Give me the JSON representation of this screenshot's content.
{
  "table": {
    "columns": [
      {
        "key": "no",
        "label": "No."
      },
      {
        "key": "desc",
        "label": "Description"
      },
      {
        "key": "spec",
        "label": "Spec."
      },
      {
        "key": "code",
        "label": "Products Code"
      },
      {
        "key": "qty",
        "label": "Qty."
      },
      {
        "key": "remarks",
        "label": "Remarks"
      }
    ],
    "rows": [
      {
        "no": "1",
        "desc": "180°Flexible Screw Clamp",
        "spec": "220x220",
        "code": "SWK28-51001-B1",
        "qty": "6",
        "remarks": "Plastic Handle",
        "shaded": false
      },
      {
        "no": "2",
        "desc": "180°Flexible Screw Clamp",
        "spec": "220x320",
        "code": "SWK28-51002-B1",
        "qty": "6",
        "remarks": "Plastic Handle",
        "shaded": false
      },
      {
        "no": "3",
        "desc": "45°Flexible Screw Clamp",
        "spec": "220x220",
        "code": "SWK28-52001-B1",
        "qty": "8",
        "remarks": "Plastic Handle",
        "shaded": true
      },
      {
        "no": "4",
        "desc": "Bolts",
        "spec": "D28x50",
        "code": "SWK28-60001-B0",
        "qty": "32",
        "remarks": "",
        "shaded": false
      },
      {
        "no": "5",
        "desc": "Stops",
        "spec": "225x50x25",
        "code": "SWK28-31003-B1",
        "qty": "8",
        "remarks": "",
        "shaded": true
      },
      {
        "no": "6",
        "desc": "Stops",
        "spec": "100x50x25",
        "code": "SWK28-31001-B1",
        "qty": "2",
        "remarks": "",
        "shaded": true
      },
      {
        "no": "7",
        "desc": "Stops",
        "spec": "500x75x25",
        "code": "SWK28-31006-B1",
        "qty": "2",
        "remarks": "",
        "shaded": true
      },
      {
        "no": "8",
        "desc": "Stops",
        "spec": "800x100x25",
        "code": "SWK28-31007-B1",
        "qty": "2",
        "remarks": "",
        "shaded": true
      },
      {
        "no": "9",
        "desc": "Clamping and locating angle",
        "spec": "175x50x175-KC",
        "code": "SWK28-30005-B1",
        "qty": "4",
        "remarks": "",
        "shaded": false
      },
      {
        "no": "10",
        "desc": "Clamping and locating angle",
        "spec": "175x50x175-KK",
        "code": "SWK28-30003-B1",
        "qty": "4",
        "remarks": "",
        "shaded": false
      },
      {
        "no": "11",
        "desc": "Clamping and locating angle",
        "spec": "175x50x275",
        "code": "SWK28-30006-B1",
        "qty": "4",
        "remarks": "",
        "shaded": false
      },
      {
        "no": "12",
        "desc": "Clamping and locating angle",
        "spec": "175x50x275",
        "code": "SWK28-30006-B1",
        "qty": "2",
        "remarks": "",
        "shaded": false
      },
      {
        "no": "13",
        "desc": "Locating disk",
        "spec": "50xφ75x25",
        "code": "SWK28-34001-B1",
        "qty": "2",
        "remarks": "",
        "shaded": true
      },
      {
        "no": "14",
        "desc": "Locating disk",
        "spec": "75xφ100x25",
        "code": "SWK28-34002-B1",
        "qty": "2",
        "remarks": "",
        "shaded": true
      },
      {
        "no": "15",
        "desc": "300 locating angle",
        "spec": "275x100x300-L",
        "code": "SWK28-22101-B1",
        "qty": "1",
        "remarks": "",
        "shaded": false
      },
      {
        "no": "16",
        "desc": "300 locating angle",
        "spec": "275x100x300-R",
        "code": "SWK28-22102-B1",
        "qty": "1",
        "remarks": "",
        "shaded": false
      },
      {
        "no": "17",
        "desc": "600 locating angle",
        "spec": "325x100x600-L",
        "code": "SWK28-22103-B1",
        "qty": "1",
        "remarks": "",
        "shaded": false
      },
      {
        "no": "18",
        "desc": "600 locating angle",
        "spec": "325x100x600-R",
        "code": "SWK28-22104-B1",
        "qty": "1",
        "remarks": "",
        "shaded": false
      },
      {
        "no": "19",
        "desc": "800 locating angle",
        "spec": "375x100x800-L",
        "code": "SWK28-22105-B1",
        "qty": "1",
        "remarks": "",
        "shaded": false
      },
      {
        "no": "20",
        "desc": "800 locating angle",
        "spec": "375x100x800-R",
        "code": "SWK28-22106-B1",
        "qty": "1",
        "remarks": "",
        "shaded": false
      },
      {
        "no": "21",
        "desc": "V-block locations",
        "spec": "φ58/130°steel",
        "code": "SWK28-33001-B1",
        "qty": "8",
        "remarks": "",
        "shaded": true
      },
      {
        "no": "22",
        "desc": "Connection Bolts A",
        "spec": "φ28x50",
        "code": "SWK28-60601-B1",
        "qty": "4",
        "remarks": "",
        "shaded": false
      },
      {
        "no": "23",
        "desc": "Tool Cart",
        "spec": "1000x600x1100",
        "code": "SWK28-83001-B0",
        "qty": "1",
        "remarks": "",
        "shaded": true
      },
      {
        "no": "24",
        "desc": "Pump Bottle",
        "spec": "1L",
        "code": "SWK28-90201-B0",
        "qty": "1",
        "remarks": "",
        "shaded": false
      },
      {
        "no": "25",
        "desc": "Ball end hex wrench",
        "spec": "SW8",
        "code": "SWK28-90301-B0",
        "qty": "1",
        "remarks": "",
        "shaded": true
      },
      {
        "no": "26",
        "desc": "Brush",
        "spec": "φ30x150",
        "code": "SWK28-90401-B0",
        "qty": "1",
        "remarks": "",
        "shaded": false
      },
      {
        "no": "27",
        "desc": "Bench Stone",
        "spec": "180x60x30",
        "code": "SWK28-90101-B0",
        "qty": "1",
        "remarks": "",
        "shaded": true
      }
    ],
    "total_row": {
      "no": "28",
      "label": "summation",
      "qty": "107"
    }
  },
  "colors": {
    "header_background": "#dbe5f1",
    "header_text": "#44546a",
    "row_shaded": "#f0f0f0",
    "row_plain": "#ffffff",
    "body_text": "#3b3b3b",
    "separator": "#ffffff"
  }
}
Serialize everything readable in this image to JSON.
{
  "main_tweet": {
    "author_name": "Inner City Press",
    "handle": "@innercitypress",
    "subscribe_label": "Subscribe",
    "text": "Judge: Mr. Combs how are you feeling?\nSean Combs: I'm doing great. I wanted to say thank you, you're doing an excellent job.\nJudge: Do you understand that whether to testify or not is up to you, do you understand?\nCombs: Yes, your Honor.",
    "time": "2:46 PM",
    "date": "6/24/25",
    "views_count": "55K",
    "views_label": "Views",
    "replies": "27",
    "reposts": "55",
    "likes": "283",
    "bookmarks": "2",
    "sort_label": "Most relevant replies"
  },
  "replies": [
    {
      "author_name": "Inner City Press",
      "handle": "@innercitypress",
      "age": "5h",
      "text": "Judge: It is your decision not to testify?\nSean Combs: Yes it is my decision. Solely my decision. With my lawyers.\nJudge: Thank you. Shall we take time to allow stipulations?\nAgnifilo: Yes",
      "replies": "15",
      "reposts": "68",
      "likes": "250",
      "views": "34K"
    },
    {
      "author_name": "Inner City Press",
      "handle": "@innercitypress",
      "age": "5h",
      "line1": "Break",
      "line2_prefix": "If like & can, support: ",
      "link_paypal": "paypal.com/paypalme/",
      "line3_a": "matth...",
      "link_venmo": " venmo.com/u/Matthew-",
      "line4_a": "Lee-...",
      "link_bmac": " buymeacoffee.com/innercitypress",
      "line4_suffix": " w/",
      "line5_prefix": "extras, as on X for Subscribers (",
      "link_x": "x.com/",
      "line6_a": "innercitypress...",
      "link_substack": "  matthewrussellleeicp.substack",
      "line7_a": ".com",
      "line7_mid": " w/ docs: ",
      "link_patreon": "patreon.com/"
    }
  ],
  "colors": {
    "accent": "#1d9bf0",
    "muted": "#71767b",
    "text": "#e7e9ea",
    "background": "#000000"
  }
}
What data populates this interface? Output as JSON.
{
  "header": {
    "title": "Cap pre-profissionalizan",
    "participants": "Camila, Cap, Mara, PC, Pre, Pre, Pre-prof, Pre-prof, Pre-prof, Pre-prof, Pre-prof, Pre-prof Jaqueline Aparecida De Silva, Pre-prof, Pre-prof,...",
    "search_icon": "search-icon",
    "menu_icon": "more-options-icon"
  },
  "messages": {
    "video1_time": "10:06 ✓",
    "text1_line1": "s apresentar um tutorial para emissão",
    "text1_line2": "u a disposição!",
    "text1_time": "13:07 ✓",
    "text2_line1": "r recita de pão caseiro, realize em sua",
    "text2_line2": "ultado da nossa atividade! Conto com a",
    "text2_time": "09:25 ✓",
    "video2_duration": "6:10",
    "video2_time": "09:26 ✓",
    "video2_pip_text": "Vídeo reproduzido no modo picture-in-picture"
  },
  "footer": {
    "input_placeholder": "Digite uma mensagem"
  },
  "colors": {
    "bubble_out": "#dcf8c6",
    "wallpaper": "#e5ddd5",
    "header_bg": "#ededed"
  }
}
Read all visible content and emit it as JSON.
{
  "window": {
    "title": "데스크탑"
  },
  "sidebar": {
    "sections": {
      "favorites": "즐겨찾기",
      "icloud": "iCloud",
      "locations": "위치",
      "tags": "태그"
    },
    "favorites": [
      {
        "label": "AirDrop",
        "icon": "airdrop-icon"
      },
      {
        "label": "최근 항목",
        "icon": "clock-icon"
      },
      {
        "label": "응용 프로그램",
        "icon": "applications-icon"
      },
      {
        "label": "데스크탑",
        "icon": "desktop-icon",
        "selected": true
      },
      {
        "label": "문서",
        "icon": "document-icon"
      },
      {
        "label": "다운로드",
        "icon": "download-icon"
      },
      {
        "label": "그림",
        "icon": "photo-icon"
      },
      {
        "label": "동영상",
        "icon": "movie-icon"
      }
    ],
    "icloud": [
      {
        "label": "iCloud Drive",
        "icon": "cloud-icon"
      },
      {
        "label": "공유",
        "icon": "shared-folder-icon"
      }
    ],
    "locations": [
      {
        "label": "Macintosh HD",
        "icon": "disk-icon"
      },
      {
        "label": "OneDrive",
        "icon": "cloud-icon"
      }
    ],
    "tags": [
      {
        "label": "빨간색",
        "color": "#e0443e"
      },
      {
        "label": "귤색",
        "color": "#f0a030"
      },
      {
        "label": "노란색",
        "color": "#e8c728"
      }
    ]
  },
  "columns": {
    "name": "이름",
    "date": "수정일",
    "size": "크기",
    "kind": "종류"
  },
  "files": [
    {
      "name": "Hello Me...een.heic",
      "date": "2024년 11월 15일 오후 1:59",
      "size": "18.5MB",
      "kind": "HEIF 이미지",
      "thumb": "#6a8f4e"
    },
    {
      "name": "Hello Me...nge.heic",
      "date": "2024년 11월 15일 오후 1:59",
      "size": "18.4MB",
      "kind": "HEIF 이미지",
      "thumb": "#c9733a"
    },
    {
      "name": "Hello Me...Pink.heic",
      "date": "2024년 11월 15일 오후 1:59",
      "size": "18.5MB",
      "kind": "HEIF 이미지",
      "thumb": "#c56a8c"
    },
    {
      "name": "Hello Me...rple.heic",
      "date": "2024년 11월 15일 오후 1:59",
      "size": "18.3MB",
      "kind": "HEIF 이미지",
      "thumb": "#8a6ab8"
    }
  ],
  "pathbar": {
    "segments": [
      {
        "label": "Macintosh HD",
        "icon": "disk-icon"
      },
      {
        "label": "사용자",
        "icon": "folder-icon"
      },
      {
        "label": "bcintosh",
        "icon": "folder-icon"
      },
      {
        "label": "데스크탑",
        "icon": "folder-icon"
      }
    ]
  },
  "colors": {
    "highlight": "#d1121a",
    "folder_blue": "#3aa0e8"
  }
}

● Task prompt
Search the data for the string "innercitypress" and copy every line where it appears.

● Solution to the problem
    "handle": "@innercitypress",
      "handle": "@innercitypress",
      "handle": "@innercitypress",
      "link_bmac": " buymeacoffee.com/innercitypress",
      "line6_a": "innercitypress...",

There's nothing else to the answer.